The most tiresome thing of being a coach is watching fighters hit that wall of fear and choose to walk away from it. It’s heart wrenching to watch from the outside and see it so clear. How do you convey the changes that occur when one walks through the fire without veering?
I was a hot mess in my late teens and early 20’s, but one thing that I clung to was sports and an insane work ethic. At one point, I was a senior in high school taking honors/AP classes, working night shift and playing organized school sports. I chewed a lot of gum to stay awake in class and had dependable workmates that would let me doze in between rounds.
Emotionally and mentally I was chaotic, dramatic, all over the place. Work and sports were my paved path. I couldn’t keep it together on the inside, so I made the outside a constant.
Stalking Wolf said that if we took our knives and camped in Hell for a week alone, we would never be afraid of anything again. He gave us strict instructions about what area we had to stay in and what trails we could use. – The Tracker- The true story of Tom Brown Jr.
Fighters disappear into their heads……they disappear into their own self pity. We all have that tendency…..but boxing and life are cumulative. Nothing stops and if you do, things pass you by. Nature constantly moves. She doesn’t have a bad day, disappear, pull back her wind and hide. She keeps moving. When we stop, when we don’t move through and face our troubles, then we will be out of synch and the work is 50 times harder than it was before. What used to be your solace now becomes a discomfort.
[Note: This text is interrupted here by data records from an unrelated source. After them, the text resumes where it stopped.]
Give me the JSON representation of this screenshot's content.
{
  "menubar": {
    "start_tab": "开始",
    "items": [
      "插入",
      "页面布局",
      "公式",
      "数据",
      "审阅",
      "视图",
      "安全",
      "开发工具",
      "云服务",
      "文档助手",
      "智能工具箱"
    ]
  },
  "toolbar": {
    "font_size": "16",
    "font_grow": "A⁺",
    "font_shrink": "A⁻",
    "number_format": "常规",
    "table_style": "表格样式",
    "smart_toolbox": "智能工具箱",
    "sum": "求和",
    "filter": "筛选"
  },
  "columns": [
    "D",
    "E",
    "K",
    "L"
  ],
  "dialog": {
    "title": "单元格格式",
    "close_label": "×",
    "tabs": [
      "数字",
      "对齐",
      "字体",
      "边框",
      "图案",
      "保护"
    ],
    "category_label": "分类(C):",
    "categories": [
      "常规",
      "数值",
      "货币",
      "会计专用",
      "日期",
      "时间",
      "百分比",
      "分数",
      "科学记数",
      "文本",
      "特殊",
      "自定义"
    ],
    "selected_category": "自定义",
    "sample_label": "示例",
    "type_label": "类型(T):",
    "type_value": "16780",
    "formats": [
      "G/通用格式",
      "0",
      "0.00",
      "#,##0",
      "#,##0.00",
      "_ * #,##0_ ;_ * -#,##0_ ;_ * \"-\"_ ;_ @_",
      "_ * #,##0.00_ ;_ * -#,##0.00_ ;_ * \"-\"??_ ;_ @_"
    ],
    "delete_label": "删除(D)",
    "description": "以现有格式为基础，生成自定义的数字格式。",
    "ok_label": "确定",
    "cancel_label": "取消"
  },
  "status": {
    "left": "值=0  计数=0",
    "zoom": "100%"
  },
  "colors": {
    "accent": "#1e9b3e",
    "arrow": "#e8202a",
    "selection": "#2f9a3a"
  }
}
When we retreat and isolate, we cut ourselves off from nature and that is truly impossible. We have no choice but to be linked, each molecule of ourselves is part of world. We are all connected and our isolation is a violent act to the fabric that binds us.
A miraculous thing happened to me at that moment. My fear turned inside out and became maniacal rage. I was still there and I was still scared, but I was too mad for fear to have any effect……..I believe I must have chased it two hundred yards, well into the woods, before I fell down too exhausted to run or punch or stab another time. I stayed on my hands and knees, panting, with my head hanging. I did not care if whatever I was chasing turned and came back on me all teeth and appetite. I did not care. I had spent my rage. I had spent my fear……I confronted it and have not been truly afraid since.
I have come through many experiences and my best lessons were from looking into the lion’s mouth. I am thankful for the courage to feel pain, discomfort, insecurity, joy, success. This ability to feel and keep my balance is what put the walls up in the gym.